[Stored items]

<<<<

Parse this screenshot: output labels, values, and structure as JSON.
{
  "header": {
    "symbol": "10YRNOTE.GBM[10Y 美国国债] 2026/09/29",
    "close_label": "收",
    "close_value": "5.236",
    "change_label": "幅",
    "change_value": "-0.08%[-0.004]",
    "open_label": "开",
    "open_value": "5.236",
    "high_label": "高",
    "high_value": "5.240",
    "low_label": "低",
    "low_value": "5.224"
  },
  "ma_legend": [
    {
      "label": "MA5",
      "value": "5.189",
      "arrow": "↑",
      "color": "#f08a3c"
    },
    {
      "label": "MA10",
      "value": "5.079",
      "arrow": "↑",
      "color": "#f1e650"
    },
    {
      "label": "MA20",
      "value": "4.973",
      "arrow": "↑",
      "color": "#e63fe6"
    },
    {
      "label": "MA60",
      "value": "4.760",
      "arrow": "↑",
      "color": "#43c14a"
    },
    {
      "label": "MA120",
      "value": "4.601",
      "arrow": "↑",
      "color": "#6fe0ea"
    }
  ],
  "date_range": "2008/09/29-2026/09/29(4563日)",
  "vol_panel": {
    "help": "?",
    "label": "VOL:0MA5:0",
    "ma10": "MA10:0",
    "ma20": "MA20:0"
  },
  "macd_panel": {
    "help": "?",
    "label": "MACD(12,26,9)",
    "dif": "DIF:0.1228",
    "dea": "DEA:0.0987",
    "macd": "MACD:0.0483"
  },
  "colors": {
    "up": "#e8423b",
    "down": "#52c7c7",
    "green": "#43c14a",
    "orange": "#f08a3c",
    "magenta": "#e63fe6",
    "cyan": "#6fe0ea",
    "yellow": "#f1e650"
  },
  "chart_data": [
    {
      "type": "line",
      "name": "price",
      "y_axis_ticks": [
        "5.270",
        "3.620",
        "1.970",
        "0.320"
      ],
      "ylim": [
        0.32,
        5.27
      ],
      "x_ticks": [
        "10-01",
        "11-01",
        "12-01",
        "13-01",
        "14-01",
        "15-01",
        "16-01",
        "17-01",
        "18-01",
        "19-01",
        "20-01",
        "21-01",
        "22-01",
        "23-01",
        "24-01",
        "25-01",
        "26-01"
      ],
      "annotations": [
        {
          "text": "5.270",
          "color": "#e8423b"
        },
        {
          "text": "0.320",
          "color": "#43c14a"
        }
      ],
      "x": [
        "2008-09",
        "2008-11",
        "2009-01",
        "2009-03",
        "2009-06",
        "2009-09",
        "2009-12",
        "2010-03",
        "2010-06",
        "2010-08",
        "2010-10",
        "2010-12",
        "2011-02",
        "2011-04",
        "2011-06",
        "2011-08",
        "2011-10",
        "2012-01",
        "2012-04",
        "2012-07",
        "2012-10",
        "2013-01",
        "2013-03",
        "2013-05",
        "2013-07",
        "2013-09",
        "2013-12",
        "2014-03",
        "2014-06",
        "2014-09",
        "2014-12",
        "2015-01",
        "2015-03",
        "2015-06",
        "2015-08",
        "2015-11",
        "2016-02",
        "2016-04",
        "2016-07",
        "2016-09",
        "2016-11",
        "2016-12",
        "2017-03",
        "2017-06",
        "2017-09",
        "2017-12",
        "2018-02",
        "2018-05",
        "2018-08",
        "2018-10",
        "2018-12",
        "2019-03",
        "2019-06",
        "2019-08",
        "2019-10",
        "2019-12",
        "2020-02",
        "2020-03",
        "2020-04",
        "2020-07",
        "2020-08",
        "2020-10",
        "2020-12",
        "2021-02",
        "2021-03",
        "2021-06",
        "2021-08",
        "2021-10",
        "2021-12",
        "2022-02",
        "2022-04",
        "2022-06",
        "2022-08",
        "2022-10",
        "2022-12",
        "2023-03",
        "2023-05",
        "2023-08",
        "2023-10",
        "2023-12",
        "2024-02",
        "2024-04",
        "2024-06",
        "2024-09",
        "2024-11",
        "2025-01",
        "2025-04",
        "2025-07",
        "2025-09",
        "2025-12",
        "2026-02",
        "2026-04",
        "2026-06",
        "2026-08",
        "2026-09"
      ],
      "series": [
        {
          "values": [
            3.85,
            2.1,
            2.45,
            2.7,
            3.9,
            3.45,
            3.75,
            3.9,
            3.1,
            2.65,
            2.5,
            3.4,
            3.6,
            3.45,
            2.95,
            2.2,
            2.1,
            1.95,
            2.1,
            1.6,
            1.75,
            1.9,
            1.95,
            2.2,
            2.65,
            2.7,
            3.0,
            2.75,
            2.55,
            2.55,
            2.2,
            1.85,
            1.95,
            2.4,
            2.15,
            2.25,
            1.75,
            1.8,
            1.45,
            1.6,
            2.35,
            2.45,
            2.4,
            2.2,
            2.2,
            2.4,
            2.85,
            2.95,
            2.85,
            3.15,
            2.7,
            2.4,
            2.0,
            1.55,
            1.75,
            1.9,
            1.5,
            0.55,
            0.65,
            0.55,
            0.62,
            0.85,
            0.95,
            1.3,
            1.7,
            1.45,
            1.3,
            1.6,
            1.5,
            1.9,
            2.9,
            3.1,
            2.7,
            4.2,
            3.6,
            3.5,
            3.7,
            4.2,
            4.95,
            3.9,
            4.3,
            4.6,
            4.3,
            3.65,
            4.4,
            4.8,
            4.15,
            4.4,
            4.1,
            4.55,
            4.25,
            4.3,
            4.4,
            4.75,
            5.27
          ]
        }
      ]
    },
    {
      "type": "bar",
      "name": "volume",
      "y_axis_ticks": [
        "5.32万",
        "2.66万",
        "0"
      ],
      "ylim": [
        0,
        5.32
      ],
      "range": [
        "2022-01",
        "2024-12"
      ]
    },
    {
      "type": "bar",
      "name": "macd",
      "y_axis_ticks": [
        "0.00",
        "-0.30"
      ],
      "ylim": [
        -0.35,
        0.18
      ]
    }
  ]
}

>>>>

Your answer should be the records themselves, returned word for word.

Parse this screenshot: output labels, values, and structure as JSON.
{
  "header": {
    "symbol": "10YRNOTE.GBM[10Y 美国国债] 2026/09/29",
    "close_label": "收",
    "close_value": "5.236",
    "change_label": "幅",
    "change_value": "-0.08%[-0.004]",
    "open_label": "开",
    "open_value": "5.236",
    "high_label": "高",
    "high_value": "5.240",
    "low_label": "低",
    "low_value": "5.224"
  },
  "ma_legend": [
    {
      "label": "MA5",
      "value": "5.189",
      "arrow": "↑",
      "color": "#f08a3c"
    },
    {
      "label": "MA10",
      "value": "5.079",
      "arrow": "↑",
      "color": "#f1e650"
    },
    {
      "label": "MA20",
      "value": "4.973",
      "arrow": "↑",
      "color": "#e63fe6"
    },
    {
      "label": "MA60",
      "value": "4.760",
      "arrow": "↑",
      "color": "#43c14a"
    },
    {
      "label": "MA120",
      "value": "4.601",
      "arrow": "↑",
      "color": "#6fe0ea"
    }
  ],
  "date_range": "2008/09/29-2026/09/29(4563日)",
  "vol_panel": {
    "help": "?",
    "label": "VOL:0MA5:0",
    "ma10": "MA10:0",
    "ma20": "MA20:0"
  },
  "macd_panel": {
    "help": "?",
    "label": "MACD(12,26,9)",
    "dif": "DIF:0.1228",
    "dea": "DEA:0.0987",
    "macd": "MACD:0.0483"
  },
  "colors": {
    "up": "#e8423b",
    "down": "#52c7c7",
    "green": "#43c14a",
    "orange": "#f08a3c",
    "magenta": "#e63fe6",
    "cyan": "#6fe0ea",
    "yellow": "#f1e650"
  },
  "chart_data": [
    {
      "type": "line",
      "name": "price",
      "y_axis_ticks": [
        "5.270",
        "3.620",
        "1.970",
        "0.320"
      ],
      "ylim": [
        0.32,
        5.27
      ],
      "x_ticks": [
        "10-01",
        "11-01",
        "12-01",
        "13-01",
        "14-01",
        "15-01",
        "16-01",
        "17-01",
        "18-01",
        "19-01",
        "20-01",
        "21-01",
        "22-01",
        "23-01",
        "24-01",
        "25-01",
        "26-01"
      ],
      "annotations": [
        {
          "text": "5.270",
          "color": "#e8423b"
        },
        {
          "text": "0.320",
          "color": "#43c14a"
        }
      ],
      "x": [
        "2008-09",
        "2008-11",
        "2009-01",
        "2009-03",
        "2009-06",
        "2009-09",
        "2009-12",
        "2010-03",
        "2010-06",
        "2010-08",
        "2010-10",
        "2010-12",
        "2011-02",
        "2011-04",
        "2011-06",
        "2011-08",
        "2011-10",
        "2012-01",
        "2012-04",
        "2012-07",
        "2012-10",
        "2013-01",
        "2013-03",
        "2013-05",
        "2013-07",
        "2013-09",
        "2013-12",
        "2014-03",
        "2014-06",
        "2014-09",
        "2014-12",
        "2015-01",
        "2015-03",
        "2015-06",
        "2015-08",
        "2015-11",
        "2016-02",
        "2016-04",
        "2016-07",
        "2016-09",
        "2016-11",
        "2016-12",
        "2017-03",
        "2017-06",
        "2017-09",
        "2017-12",
        "2018-02",
        "2018-05",
        "2018-08",
        "2018-10",
        "2018-12",
        "2019-03",
        "2019-06",
        "2019-08",
        "2019-10",
        "2019-12",
        "2020-02",
        "2020-03",
        "2020-04",
        "2020-07",
        "2020-08",
        "2020-10",
        "2020-12",
        "2021-02",
        "2021-03",
        "2021-06",
        "2021-08",
        "2021-10",
        "2021-12",
        "2022-02",
        "2022-04",
        "2022-06",
        "2022-08",
        "2022-10",
        "2022-12",
        "2023-03",
        "2023-05",
        "2023-08",
        "2023-10",
        "2023-12",
        "2024-02",
        "2024-04",
        "2024-06",
        "2024-09",
        "2024-11",
        "2025-01",
        "2025-04",
        "2025-07",
        "2025-09",
        "2025-12",
        "2026-02",
        "2026-04",
        "2026-06",
        "2026-08",
        "2026-09"
      ],
      "series": [
        {
          "values": [
            3.85,
            2.1,
            2.45,
            2.7,
            3.9,
            3.45,
            3.75,
            3.9,
            3.1,
            2.65,
            2.5,
            3.4,
            3.6,
            3.45,
            2.95,
            2.2,
            2.1,
            1.95,
            2.1,
            1.6,
            1.75,
            1.9,
            1.95,
            2.2,
            2.65,
            2.7,
            3.0,
            2.75,
            2.55,
            2.55,
            2.2,
            1.85,
            1.95,
            2.4,
            2.15,
            2.25,
            1.75,
            1.8,
            1.45,
            1.6,
            2.35,
            2.45,
            2.4,
            2.2,
            2.2,
            2.4,
            2.85,
            2.95,
            2.85,
            3.15,
            2.7,
            2.4,
            2.0,
            1.55,
            1.75,
            1.9,
            1.5,
            0.55,
            0.65,
            0.55,
            0.62,
            0.85,
            0.95,
            1.3,
            1.7,
            1.45,
            1.3,
            1.6,
            1.5,
            1.9,
            2.9,
            3.1,
            2.7,
            4.2,
            3.6,
            3.5,
            3.7,
            4.2,
            4.95,
            3.9,
            4.3,
            4.6,
            4.3,
            3.65,
            4.4,
            4.8,
            4.15,
            4.4,
            4.1,
            4.55,
            4.25,
            4.3,
            4.4,
            4.75,
            5.27
          ]
        }
      ]
    },
    {
      "type": "bar",
      "name": "volume",
      "y_axis_ticks": [
        "5.32万",
        "2.66万",
        "0"
      ],
      "ylim": [
        0,
        5.32
      ],
      "range": [
        "2022-01",
        "2024-12"
      ]
    },
    {
      "type": "bar",
      "name": "macd",
      "y_axis_ticks": [
        "0.00",
        "-0.30"
      ],
      "ylim": [
        -0.35,
        0.18
      ]
    }
  ]
}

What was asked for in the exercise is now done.